Rights groups are also in the dark about how many Iranians were detained during the protests. But in Kermanshah, Khuzestan and Kurdistan alone, Bahraini said, “hundreds” were arrested, including tens of schoolchildren as young as 12 in Sanandaj and Saqqez and hundreds in Ahvaz, the capital of Khuzestan.
In the city of Likak in Kohgiluyeh and Boyer-Ahmad province, Bahreini said, “Plainclothes agents arrested some children from their homes while others were taken from their classrooms, in some cases, while beating them and using stun guns. They were interrogated without a guardian or lawyer present and beaten, then taken to either a juvenile correction facility in Yasuj or a prison in Dehdasht. Many were traumatized after their release. Some emerged with broken arms and teeth, and cuts all over their bodies.”
Bahreini also described some of the accounts of torture and ill-treatment both children and adults were subjected to in detention. Victims recalled being blindfolded and hit with batons, cables and hosepipes, being suspended from the ceiling, deprived of food or drink, and placed in prolonged solitary confinement for weeks or even months at a time. Others were sprayed with freezing cold water, subjected to electric shocks, extreme temperatures or prolonged loud noises, pepper-sprayed, waterboarded, and made to take unknown drugs. Many of the men were subjected to sexual abuse.
Amnesty sends regular reports to the Islamic Republic raising concerns about human rights violations in Iran. Even though its reports on other countries like Saudi Arabia and the US are regularly trumpeted on Iranian state TV, Bahreini said, Tehran rarely replies. “To date,” she said, “no individual in Iran has been investigated, let alone held accountable, for the grave human rights violations and crimes under international law committed during and after the month of November 2019. The authorities have celebrated it as a crushing victory, and a heroic achievement by security forces.”
IRGC Turned Machine Guns on Villagers
Just one of these violations was captured on camera by Witness 128, who appeared in person at Church House, Westminster on Thursday. The former resident of Baluchistan said on both the Saturday and Sunday, he had seen the Islamic Revolutionary Guard Corps firing machine guns at village residents who were trying to get to the city of Rask.
Locals set fire to tires in the road in a bid to stop the IRGC chasing them in vehicles. Shots were fired at them from a distance of 100m to 200m, even though, he said, those who intended to join a protest in the city were all unarmed. Two people were shot before Witness 128’s eyes. “They had nothing,” he told the panel. “They had come with empty hands.”

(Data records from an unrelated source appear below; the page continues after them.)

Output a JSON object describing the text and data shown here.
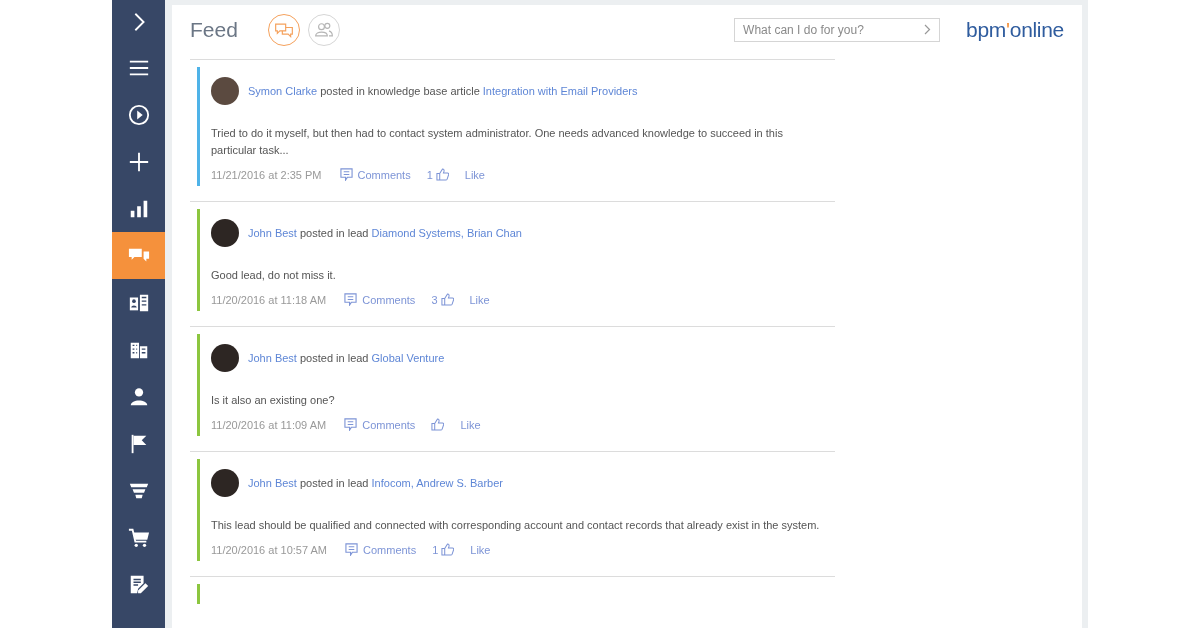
{
  "sidebar": {
    "items": [
      {
        "kind": "chevron",
        "selected": false
      },
      {
        "kind": "menu",
        "selected": false
      },
      {
        "kind": "play",
        "selected": false
      },
      {
        "kind": "plus",
        "selected": false
      },
      {
        "kind": "chart",
        "selected": false
      },
      {
        "kind": "feed",
        "selected": true
      },
      {
        "kind": "contact-card",
        "selected": false
      },
      {
        "kind": "building",
        "selected": false
      },
      {
        "kind": "person",
        "selected": false
      },
      {
        "kind": "flag",
        "selected": false
      },
      {
        "kind": "funnel",
        "selected": false
      },
      {
        "kind": "cart",
        "selected": false
      },
      {
        "kind": "document",
        "selected": false
      }
    ]
  },
  "header": {
    "title": "Feed",
    "view_tabs": [
      {
        "kind": "chat",
        "selected": true
      },
      {
        "kind": "people",
        "selected": false
      }
    ],
    "search": {
      "placeholder": "What can I do for you?"
    },
    "logo": {
      "left": "bpm",
      "mark": "'",
      "right": "online"
    }
  },
  "posts": [
    {
      "color": "#4fb3e8",
      "author": "Symon Clarke",
      "action": "posted in knowledge base article",
      "target": "Integration with Email Providers",
      "text": "Tried to do it myself, but then had to contact system administrator. One needs advanced knowledge to succeed in this particular task...",
      "date": "11/21/2016 at 2:35 PM",
      "comments": "Comments",
      "likes": "1",
      "like": "Like"
    },
    {
      "color": "#8cc63f",
      "author": "John Best",
      "action": "posted in lead",
      "target": "Diamond Systems, Brian Chan",
      "text": "Good lead, do not miss it.",
      "date": "11/20/2016 at 11:18 AM",
      "comments": "Comments",
      "likes": "3",
      "like": "Like"
    },
    {
      "color": "#8cc63f",
      "author": "John Best",
      "action": "posted in lead",
      "target": "Global Venture",
      "text": "Is it also an existing one?",
      "date": "11/20/2016 at 11:09 AM",
      "comments": "Comments",
      "like": "Like"
    },
    {
      "color": "#8cc63f",
      "author": "John Best",
      "action": "posted in lead",
      "target": "Infocom, Andrew S. Barber",
      "text": "This lead should be qualified and connected with corresponding account and contact records that already exist in the system.",
      "date": "11/20/2016 at 10:57 AM",
      "comments": "Comments",
      "likes": "1",
      "like": "Like"
    }
  ],
  "next_post": {
    "color": "#8cc63f"
  }
}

The final witness to speak on Day 2 of the Aban Tribunal was a former police officer who was in command of a team of 60 units during the protests. You can read about his testimony here.